Because most of it wasn’t in this person’s control. Her husband left. Lost the house. Abandoned the children and insisted she was the ill one, not him. He didn’t need help, she did. He left. He lied. And then he took his own life. She didn’t have any choice in the outcome. He died by his own hand. 

Now she’s left here, cleaning up the mess and sorting through the emotional baggage that has become a metaphor for the weight around her waste, the bags under her eyes, and the unkept hair. The bags of chocolate chips and days of laying on the couch in tears have caught up with me. 

Fuck this. This is NOT who I am! And though I may not have control over much of this life, I do have a say in bettering my own health. That morning I added to my own self care to the list of small steps I can take to keep my promise to my husband who was taken by bipolar disorder. 

The stress the disorder caused in our family was now being worn inside and outside of me. My therapist believes the last few heart breaking years has taken a toll on my own mental health … in the form of Post Traumatic Stress. 

These memories I wake with most mornings, the flashbacks of moments I had forgotten, the replay of irrational arguments, and seeing the suffering in his eyes and the fear on his face, the words exchanged with family; are all part of a larger problem and I need to find peace from it. 

So I’ve started Eye Movement Desensitization and Reprocessing or EMDR in short. I’m writing, and practicing mindfulness. I’m doing what I can to heal my own brain. 
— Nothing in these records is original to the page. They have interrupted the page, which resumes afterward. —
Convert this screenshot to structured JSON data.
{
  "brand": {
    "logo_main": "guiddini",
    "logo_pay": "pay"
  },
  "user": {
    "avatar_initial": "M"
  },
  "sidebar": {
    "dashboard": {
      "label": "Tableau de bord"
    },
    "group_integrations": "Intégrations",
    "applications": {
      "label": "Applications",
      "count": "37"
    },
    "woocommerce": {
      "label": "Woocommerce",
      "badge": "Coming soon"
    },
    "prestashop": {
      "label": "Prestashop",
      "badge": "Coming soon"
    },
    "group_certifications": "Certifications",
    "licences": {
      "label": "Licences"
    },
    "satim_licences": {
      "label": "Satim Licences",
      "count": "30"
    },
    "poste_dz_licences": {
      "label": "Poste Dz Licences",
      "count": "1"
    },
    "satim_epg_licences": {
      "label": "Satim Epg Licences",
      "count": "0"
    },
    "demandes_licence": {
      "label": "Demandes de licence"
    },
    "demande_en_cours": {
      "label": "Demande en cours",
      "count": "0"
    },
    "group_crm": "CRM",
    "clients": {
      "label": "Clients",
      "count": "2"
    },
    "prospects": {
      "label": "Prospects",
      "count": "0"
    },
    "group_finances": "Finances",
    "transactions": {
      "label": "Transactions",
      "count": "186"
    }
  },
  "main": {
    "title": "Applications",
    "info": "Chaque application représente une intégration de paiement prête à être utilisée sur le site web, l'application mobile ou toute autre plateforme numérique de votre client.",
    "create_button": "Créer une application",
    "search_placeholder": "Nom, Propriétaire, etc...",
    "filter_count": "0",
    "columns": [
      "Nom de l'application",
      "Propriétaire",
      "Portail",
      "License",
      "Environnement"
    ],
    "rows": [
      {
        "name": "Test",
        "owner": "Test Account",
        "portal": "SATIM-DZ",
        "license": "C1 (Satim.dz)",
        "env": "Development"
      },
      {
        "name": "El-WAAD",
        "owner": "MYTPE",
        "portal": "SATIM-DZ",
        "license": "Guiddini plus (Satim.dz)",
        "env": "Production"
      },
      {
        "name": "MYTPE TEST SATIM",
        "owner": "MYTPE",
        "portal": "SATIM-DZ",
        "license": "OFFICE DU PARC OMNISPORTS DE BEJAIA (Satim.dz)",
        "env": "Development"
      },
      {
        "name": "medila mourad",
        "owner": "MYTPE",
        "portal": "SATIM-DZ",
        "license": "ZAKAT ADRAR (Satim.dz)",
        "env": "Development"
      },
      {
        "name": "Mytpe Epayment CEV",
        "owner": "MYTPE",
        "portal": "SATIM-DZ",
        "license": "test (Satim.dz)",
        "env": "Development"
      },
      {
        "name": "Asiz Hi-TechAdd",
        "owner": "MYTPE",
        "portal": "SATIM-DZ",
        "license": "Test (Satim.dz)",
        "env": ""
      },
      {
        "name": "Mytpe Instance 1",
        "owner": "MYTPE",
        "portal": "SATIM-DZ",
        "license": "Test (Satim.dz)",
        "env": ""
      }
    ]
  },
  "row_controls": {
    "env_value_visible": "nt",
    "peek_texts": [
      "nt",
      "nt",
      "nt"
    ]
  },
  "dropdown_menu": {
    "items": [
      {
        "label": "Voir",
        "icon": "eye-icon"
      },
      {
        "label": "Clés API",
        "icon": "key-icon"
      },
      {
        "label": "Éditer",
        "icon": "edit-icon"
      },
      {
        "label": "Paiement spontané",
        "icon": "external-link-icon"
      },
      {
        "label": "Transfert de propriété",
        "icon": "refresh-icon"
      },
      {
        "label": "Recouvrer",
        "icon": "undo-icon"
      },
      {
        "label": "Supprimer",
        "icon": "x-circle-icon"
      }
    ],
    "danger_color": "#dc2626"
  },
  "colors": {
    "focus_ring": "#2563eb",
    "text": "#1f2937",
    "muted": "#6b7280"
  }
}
That morning was a turning point for that girl. Not just physically but mentally. I made up my mind to go to the gym and start investing in my health. I stumbled. A lot. At first I just started the couch to five k, three days a week on the treadmill… twice while running I cried. I imagined the emotional pain leaving through my feet and the pieces of my broken heart coming back together as my heart rate increased. 

Then, one evening I was reading a study about Veterans who had returned and been diagnosed with Post Traumatic Stress Disorder. The study was simple, yet fascinating. 

In short, the study looked at the effects of aerobic excercise on the brain of people who were affected by PTSD. Trauma decreases the volume of the hippocampus which controls emotion, autonomic nervous system and memory. Aerobic excercise can increase the volume of the hippocampus and aid in emotional regulation, nervous response and aid in better memory. The study concluded that those Veterans who had included regular aerobic excercise in their PTSD treatment were less likely to relapse, and recovered quicker than those who only took medication and attended psychotherapy.

So, I switched it up and interval sprinted instead.  The first week I just about died. The second I noticed I was feeling better, tired, physically, but better, and then I noticed a change in my moods and overall feeling.  

On my sprint days, I imagine anger. I let it energize me, when I feel like I want to quit, I dig deep and find the red zone; the anger I feel about him being gone, about how his sister treated me over the last several years, about the mental health system’s continuous failures, about suicide, and above all the hate I have for bipolar disorder and I use this to push for a few more sprints. 

When I’m done, the anger subsides, the sadness is still there, but it’s dissolved atleast for a while. For a few brief hours after, I feel better. 

I’m doing what I can to heal. As much as I wish I could sprint past this stage of my life I can’t. I know this. I can’t ignore it either. So, I’ll just have to keep moving forward and metaphorically sprint through the grief, slowing down when it’s too much, but always moving forward towards healing.